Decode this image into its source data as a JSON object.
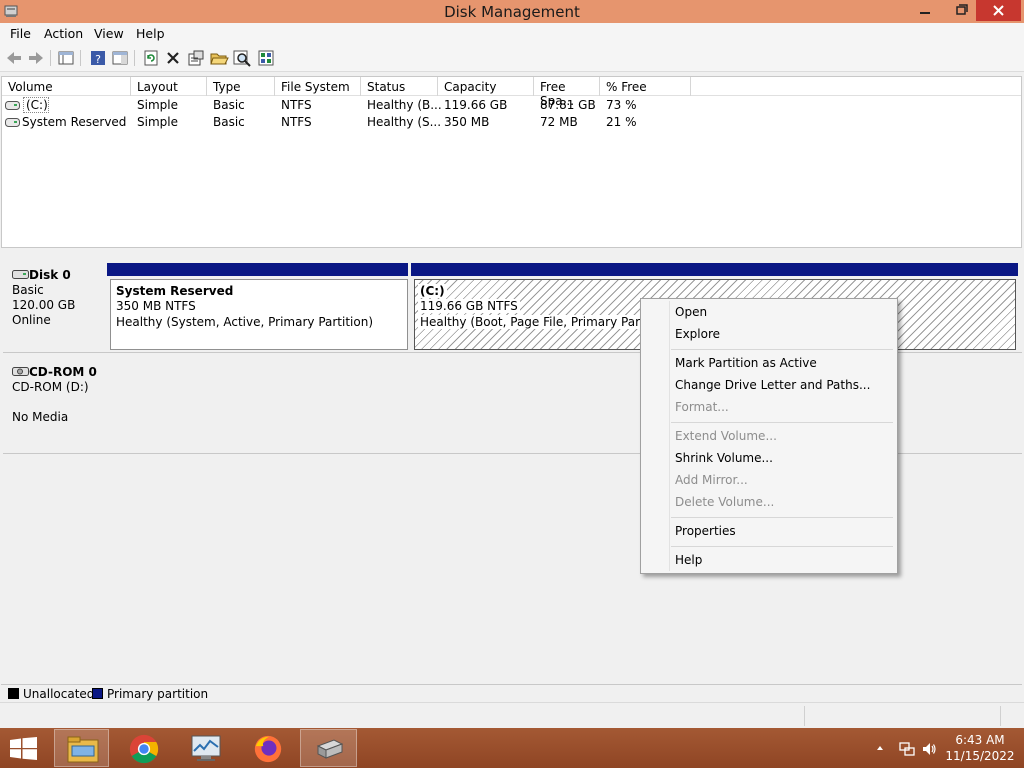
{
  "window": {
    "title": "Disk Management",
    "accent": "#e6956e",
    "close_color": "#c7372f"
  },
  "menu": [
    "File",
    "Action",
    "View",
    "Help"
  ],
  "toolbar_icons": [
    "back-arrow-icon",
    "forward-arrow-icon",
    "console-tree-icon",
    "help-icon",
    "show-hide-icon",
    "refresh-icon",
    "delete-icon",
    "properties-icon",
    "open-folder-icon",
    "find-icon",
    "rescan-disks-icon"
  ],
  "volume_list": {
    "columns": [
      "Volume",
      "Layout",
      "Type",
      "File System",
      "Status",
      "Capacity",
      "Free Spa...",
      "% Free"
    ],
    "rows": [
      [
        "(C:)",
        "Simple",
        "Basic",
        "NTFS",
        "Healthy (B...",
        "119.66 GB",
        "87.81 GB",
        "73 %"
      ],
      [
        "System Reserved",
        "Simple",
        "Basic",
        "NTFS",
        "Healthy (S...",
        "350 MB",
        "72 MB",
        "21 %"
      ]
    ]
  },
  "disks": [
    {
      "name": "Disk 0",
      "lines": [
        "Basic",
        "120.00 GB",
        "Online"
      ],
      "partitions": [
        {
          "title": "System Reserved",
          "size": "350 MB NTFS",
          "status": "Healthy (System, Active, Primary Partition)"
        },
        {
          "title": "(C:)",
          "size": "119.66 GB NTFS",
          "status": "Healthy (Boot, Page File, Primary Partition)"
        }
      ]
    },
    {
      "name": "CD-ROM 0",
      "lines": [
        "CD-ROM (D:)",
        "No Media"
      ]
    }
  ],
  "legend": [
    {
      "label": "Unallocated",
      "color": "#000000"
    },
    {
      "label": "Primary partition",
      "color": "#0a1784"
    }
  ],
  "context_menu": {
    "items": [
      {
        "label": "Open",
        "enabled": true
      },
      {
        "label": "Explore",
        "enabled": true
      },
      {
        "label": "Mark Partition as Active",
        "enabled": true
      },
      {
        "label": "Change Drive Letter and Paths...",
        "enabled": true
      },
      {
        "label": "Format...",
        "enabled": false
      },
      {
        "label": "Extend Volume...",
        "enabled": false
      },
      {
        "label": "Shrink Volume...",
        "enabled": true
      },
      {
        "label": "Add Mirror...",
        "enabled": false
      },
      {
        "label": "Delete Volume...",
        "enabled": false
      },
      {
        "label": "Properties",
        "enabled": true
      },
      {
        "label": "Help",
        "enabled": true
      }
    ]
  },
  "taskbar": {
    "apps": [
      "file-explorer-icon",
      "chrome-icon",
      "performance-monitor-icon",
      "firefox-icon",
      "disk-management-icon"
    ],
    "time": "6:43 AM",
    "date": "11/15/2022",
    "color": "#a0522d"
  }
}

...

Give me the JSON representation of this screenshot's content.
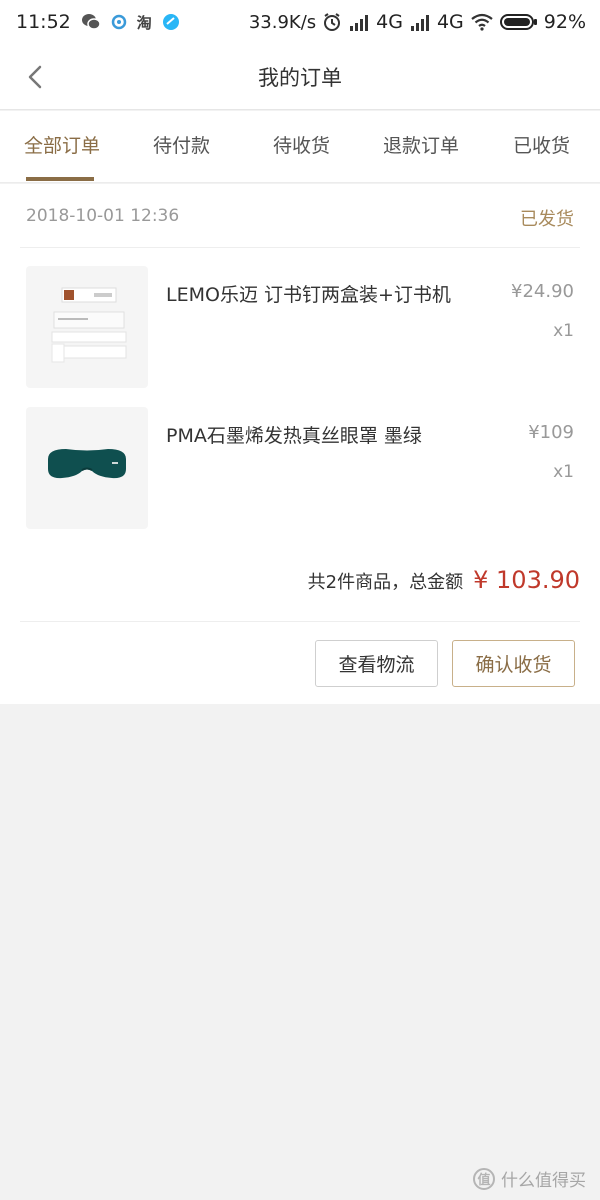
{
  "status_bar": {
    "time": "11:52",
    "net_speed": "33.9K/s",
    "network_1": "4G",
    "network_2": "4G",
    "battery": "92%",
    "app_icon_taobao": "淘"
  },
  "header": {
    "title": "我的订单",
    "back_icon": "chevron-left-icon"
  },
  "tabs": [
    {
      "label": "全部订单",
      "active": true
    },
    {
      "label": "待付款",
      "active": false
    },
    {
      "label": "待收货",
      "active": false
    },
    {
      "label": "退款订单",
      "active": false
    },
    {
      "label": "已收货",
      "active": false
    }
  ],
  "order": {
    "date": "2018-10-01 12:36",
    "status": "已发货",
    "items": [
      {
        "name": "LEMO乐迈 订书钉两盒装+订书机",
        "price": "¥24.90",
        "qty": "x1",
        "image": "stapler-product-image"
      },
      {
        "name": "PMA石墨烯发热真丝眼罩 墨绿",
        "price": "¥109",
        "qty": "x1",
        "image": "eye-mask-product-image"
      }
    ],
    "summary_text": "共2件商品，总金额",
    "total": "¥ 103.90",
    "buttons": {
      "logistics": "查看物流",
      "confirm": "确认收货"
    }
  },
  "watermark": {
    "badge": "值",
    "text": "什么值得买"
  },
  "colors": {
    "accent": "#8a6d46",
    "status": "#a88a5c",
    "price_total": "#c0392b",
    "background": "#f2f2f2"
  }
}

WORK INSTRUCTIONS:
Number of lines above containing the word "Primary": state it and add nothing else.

TASK RESULT:
3